In this month's Reason magazine, we learn that an English chap called Brian Seaton got in a bind with the law for forgetting a Swiss Army knife in his luggage when checking in for a flight to go on vacation. The police in Leicestershire charged him with "possessing a knife in public without good reason".
It took Mr. Seaton nine months and ten thousand quid to clear his name.
The kicker: the Swiss Army knife in question was a retirement gift from his employer of more than twenty years...the Leicestershire Police Department.
In other news on the subject, the U.K. now has more than 20 percent of the world's CCTV cameras, even though it constitutes only 0.2 percent of the world's inhabitable land. In another article in the same Reason magazine (entitled "Tony the Nanny"), Brendan O'Neill lists the shameful accomplishments of Tony Blair in the field of civil liberties erosions. As of July 1st, smoking is banned in all pubs, clubs, and workplaces in the U.K., there are "anti-youth gadgets" installed in some public areas to drive away "loitering" youth by means of high-frequency noise, and the police have the right to issue so-called "Anti-Social Behavior Orders", where a police officer can forbid a citizen from walking on a certain street, using foul language in public, or even wearing a hooded sweatshirt, all without the need for proof of any guilt or misdemeanor.
The article closes to say that Blair's legacy is "life in a permanent state of parole" for the citizenry.

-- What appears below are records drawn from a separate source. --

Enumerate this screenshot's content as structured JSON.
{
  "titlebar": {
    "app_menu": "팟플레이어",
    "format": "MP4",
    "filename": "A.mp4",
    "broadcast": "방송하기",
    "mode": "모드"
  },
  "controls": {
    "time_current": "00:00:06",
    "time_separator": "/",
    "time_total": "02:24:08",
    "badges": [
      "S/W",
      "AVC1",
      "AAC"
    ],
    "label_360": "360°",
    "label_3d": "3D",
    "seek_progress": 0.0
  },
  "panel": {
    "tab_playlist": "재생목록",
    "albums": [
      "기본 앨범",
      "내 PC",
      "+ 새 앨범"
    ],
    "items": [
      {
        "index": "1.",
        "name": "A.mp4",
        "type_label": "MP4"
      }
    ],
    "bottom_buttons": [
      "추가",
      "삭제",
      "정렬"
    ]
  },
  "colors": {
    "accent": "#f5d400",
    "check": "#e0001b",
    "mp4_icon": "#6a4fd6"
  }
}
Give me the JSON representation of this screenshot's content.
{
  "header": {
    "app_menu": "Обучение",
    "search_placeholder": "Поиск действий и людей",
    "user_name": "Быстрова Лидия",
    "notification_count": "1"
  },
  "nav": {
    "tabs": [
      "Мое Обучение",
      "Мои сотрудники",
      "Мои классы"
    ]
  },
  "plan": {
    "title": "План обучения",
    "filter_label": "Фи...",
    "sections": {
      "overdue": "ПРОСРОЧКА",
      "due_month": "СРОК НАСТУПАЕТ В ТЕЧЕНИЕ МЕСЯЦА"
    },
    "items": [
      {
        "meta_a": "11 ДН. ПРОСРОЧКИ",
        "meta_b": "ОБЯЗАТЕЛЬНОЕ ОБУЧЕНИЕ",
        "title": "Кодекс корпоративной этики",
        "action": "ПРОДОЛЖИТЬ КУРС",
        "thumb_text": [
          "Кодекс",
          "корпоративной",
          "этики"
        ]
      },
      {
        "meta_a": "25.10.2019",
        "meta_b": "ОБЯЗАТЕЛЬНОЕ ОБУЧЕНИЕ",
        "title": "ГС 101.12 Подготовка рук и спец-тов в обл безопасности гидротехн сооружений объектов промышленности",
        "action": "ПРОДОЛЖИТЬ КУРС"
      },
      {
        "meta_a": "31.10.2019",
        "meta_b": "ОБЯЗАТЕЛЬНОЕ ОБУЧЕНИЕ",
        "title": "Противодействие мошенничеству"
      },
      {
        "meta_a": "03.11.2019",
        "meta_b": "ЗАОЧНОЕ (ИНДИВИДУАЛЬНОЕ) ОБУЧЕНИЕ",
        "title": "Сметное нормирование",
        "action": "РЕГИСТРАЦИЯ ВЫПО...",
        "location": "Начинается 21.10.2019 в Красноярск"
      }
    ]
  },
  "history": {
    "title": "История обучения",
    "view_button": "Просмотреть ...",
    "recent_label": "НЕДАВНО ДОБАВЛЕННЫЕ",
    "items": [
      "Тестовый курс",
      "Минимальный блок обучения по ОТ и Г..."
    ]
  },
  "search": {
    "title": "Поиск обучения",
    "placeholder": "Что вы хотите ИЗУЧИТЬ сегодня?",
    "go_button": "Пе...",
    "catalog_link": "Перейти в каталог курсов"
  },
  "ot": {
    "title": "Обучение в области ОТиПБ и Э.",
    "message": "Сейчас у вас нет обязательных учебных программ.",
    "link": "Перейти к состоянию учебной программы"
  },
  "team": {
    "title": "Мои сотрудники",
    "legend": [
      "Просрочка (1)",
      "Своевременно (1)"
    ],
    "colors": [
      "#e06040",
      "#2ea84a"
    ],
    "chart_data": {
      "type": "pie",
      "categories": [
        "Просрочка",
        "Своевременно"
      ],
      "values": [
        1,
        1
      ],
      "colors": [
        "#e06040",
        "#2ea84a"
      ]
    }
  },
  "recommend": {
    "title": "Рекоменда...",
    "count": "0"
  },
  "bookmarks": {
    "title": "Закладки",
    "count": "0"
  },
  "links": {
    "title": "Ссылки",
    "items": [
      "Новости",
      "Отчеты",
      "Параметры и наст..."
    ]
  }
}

That, of course, is the only difference between the liberal utopists and the conservative ones: one group wants the government to be your mommy, the other wants it to be your daddy. You can bet your behind that someone in Washington has been taking notes on the accomplishments of Blair's New Labour in the field of public order, and those ideas are going to make their way over here sooner or later. And don't make the mistake to think that only the liberals are going to try a page out of Blair's playbook--there are plenty of so-called conservatives on this side of the pond who see nothing wrong with that kind of degree of surveillance and police authority, as long as they get to determine which kind of behaviors to suppress.